--- Task description ---
Scan the data for "JSON" and copy the lines it appears in.

(App and web page records)
● ● ● ● ●
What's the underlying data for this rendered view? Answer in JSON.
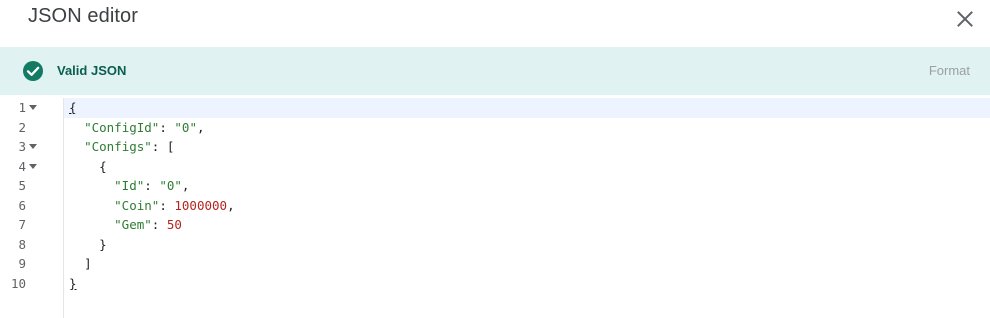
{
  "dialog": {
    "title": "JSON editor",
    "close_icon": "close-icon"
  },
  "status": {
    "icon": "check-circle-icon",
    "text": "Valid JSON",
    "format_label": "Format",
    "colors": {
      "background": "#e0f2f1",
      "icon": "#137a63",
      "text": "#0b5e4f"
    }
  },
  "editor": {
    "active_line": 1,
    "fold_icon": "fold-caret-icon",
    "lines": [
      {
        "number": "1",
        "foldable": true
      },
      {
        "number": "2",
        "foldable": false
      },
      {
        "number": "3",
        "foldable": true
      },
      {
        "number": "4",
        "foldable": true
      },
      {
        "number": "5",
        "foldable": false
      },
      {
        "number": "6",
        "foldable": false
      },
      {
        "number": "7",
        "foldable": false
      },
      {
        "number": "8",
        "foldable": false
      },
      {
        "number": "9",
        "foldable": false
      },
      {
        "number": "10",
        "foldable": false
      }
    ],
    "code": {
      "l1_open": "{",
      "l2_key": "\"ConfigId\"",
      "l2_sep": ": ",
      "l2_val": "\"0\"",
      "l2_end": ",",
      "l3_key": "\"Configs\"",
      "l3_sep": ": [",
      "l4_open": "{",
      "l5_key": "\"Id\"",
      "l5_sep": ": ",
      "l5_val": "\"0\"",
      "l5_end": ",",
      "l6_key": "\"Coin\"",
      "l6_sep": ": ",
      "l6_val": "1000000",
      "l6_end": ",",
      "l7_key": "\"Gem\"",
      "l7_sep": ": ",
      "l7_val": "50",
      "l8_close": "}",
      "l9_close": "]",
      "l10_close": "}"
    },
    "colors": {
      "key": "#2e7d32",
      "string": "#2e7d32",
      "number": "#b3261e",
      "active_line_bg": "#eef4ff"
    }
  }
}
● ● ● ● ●
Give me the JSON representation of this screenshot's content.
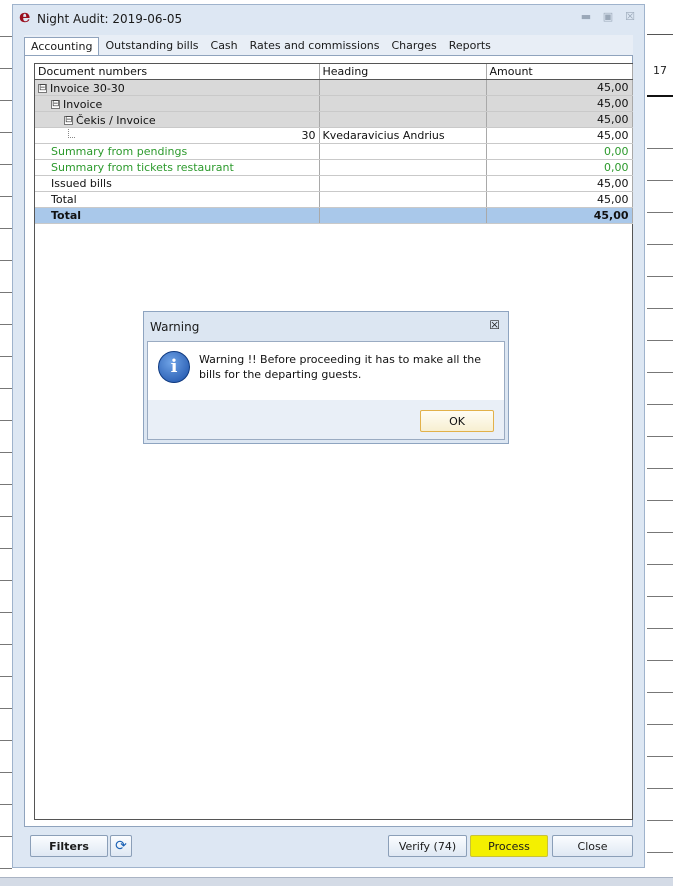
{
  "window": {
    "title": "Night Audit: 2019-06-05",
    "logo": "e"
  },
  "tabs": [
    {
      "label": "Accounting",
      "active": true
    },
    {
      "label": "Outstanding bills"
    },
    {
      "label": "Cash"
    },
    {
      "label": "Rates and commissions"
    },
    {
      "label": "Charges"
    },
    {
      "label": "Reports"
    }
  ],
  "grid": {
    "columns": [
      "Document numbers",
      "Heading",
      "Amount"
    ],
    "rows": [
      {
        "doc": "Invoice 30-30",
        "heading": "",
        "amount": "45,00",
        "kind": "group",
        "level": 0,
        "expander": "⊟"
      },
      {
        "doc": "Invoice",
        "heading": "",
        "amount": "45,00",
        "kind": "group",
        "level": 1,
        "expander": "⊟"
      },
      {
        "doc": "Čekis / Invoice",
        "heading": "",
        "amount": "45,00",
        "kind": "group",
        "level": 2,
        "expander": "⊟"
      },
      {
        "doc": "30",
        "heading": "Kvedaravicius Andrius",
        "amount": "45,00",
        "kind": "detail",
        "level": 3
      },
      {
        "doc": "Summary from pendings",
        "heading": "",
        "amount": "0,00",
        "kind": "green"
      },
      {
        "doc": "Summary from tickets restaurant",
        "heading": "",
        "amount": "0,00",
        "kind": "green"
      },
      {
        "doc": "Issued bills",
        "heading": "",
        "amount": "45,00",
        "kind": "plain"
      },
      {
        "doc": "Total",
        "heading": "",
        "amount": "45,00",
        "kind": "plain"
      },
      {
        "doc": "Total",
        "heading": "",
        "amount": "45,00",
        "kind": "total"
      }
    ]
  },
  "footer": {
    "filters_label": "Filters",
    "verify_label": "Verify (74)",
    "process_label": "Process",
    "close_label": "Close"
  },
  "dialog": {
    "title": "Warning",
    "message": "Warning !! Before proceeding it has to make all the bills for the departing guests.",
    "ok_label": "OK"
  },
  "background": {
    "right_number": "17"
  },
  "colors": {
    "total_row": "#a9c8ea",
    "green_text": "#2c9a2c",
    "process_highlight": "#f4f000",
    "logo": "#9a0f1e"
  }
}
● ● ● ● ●
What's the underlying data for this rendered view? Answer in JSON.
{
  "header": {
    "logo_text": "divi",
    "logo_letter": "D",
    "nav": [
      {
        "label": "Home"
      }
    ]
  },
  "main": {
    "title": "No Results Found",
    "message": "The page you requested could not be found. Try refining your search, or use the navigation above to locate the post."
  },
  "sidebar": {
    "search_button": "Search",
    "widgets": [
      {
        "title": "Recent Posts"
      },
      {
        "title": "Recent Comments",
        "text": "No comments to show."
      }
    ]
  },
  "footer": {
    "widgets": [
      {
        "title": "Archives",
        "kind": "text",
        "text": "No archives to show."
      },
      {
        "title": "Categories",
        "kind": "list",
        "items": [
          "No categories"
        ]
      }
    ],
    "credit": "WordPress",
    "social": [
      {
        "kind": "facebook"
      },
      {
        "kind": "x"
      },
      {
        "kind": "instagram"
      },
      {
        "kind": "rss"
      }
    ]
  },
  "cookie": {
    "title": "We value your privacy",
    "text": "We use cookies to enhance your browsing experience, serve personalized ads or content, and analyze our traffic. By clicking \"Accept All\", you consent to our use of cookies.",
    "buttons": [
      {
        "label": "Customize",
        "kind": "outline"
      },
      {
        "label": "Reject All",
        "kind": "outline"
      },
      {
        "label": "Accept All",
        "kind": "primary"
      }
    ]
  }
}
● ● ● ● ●
--- Reply ---
What's the underlying data for this rendered view? Answer in JSON.
    "title": "JSON editor",
    "text": "Valid JSON",
Give me the JSON representation of this screenshot's content.
What's the underlying data for this rendered view? Answer in JSON.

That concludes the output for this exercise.